• [Task]:
Please retype all the data below exactly, line for line.

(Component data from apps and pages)
++++++++++++++++++++

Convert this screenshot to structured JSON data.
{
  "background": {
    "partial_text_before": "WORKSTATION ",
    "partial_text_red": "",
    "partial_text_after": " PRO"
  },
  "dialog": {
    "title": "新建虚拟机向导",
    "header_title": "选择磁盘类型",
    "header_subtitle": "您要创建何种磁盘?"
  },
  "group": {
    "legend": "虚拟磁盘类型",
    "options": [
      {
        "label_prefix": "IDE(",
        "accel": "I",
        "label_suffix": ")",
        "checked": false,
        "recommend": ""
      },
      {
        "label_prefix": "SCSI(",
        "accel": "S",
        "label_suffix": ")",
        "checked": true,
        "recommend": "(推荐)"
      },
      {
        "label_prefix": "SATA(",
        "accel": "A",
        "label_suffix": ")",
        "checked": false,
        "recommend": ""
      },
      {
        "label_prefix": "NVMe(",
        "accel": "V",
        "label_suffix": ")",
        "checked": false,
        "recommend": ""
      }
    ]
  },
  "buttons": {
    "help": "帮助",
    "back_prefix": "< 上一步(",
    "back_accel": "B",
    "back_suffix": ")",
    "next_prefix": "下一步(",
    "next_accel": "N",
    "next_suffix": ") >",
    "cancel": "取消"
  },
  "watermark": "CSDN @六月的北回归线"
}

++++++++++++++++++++

• [Answer to this task]:
Convert this screenshot to structured JSON data.
{
  "background": {
    "partial_text_before": "WORKSTATION ",
    "partial_text_red": "",
    "partial_text_after": " PRO"
  },
  "dialog": {
    "title": "新建虚拟机向导",
    "header_title": "选择磁盘类型",
    "header_subtitle": "您要创建何种磁盘?"
  },
  "group": {
    "legend": "虚拟磁盘类型",
    "options": [
      {
        "label_prefix": "IDE(",
        "accel": "I",
        "label_suffix": ")",
        "checked": false,
        "recommend": ""
      },
      {
        "label_prefix": "SCSI(",
        "accel": "S",
        "label_suffix": ")",
        "checked": true,
        "recommend": "(推荐)"
      },
      {
        "label_prefix": "SATA(",
        "accel": "A",
        "label_suffix": ")",
        "checked": false,
        "recommend": ""
      },
      {
        "label_prefix": "NVMe(",
        "accel": "V",
        "label_suffix": ")",
        "checked": false,
        "recommend": ""
      }
    ]
  },
  "buttons": {
    "help": "帮助",
    "back_prefix": "< 上一步(",
    "back_accel": "B",
    "back_suffix": ")",
    "next_prefix": "下一步(",
    "next_accel": "N",
    "next_suffix": ") >",
    "cancel": "取消"
  },
  "watermark": "CSDN @六月的北回归线"
}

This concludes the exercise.